Carbon-based polymeric materials for stretchable supercapacitors
University of New Brunswick

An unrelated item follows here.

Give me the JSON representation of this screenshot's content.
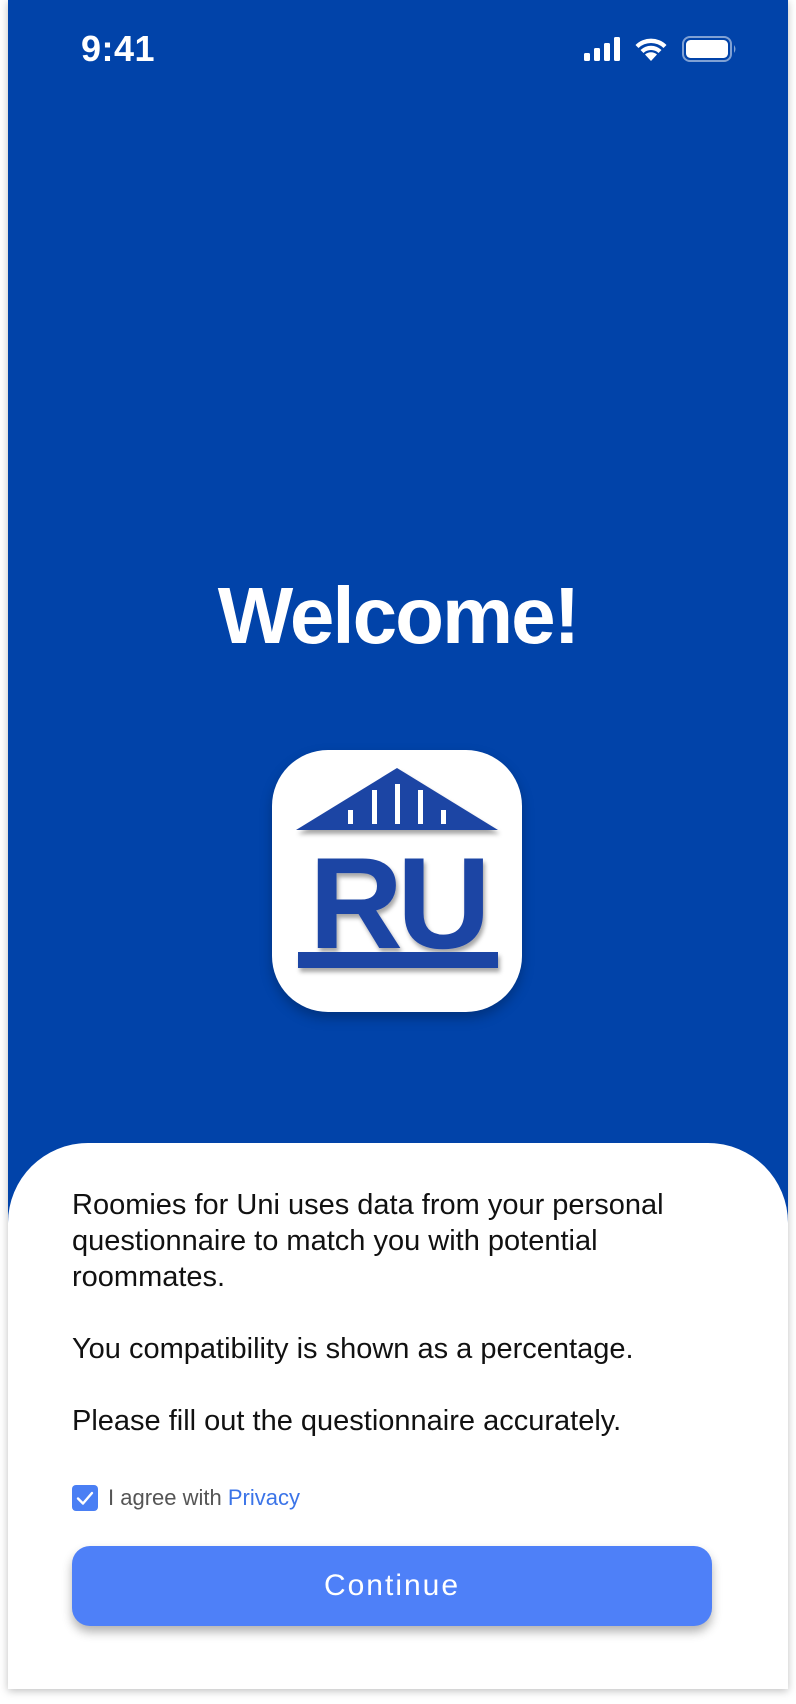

The urgent need for the development of efficient and environmentally-friendly energy storage devices has led to the exploration of new materials with chemically tailored properties. More specifically, the field of super- and ultracapacitors is currently moving forward to incorporate carefully modified carbon allotropes in the modern capacitor design. The main goal for previous research in designing capacitive materials has been to maximize their efficiency, without sacrificing environmental safety. This thesis presents a preparation of highly stretchable and heavy-metal-free electrodes based on polyacrylamide/ poly (N, N’- methylenebis(acrylamide)) hydrogels, which contained nanostructured carbons (e.g., graphene, multi-walled carbon nanotubes; MWCNTs, single-walled carbon nanohorns; SWCNHs) covalently bonded to conjugated polymer (polypyrrole; PPy). Carbon cores provided a large electrochemical double layer capacitance, whereas a conjugated polymer was the source of pseudocapacitance. The approach of joining two capacitance mechanisms within one molecule was completed by utilizing nanostructured carbons as polymerization initiators, while the pyrrole or 2-(1H-pyrrol-1-yl) ethyl methacrylate were used as monomers. Polymers were uniformly distributed around the carbon cores via oxidative radical polymerization, electrochemically aided atom transfer polymerization (e-ATRP), and reversible addition-fragmentation chain transfer polymerization (RAFT). The highest specific gravimetric capacitance of active nanocomposite was 456.86 F g[superscript -1], and was found to be highly dependent on the nature of the operating electrolyte. The detailed mechanistic computations, electrochemical quartz microbalance, and electrochemical studies have revealed that potassium chloride is the most suitable electrolyte for maximizing the electrochemical output of obtained nanocomposites. A series of stretchable (up to 1475 %) electrodes were prepared with emphasis on their conductivity, elasticity, and translucent properties. The task of dispersion of nanocomposites within the solid-state electrolyte, based on pAAm/pMBAA hydrogels containing KCl, was addressed by enhancing the zeta potential of active materials through the incorporation of perfluorated long aliphatic molecules (i.e., Nafion 117®). Electrochemical analysis by alternating the current electrochemical admittance spectroscopy, cyclic voltammetry, and the theoretical modeling of an equivalent circuit based on impedance spectroscopy have revealed a large interfacial specific gravimetric capacitance of the stretchable electrodes (up to 516.86 F g[superscript -1]). Prepared materials are stable up to 7500 charge/discharge cycles in liquid electrolytes and up to 717 cycles in hydrogels. Obtained products are market-grade materials for modern supercapacitors.